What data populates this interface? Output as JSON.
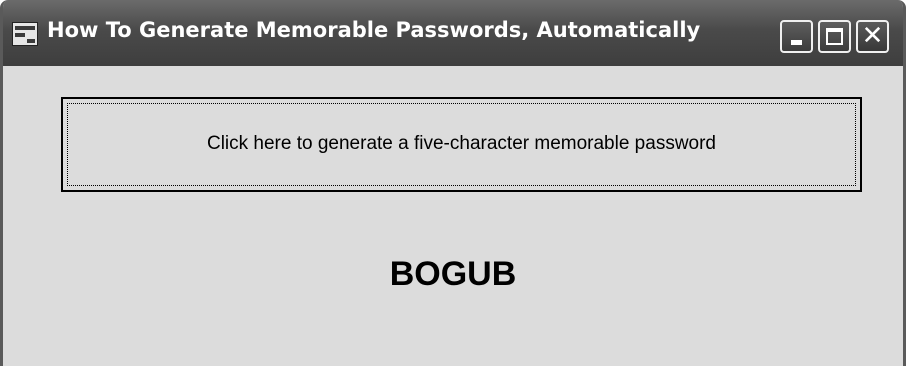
{
  "window": {
    "title": "How To Generate Memorable Passwords, Automatically",
    "controls": {
      "minimize_icon": "minimize-icon",
      "maximize_icon": "maximize-icon",
      "close_icon": "close-icon",
      "close_glyph": "✕"
    }
  },
  "main": {
    "generate_button_label": "Click here to generate a five-character memorable password",
    "password_value": "BOGUB"
  }
}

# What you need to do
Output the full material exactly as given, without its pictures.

# Response to the exercise
What data populates this interface? Output as JSON.
{
  "window": {
    "title": "How To Generate Memorable Passwords, Automatically",
    "controls": {
      "minimize_icon": "minimize-icon",
      "maximize_icon": "maximize-icon",
      "close_icon": "close-icon",
      "close_glyph": "✕"
    }
  },
  "main": {
    "generate_button_label": "Click here to generate a five-character memorable password",
    "password_value": "BOGUB"
  }
}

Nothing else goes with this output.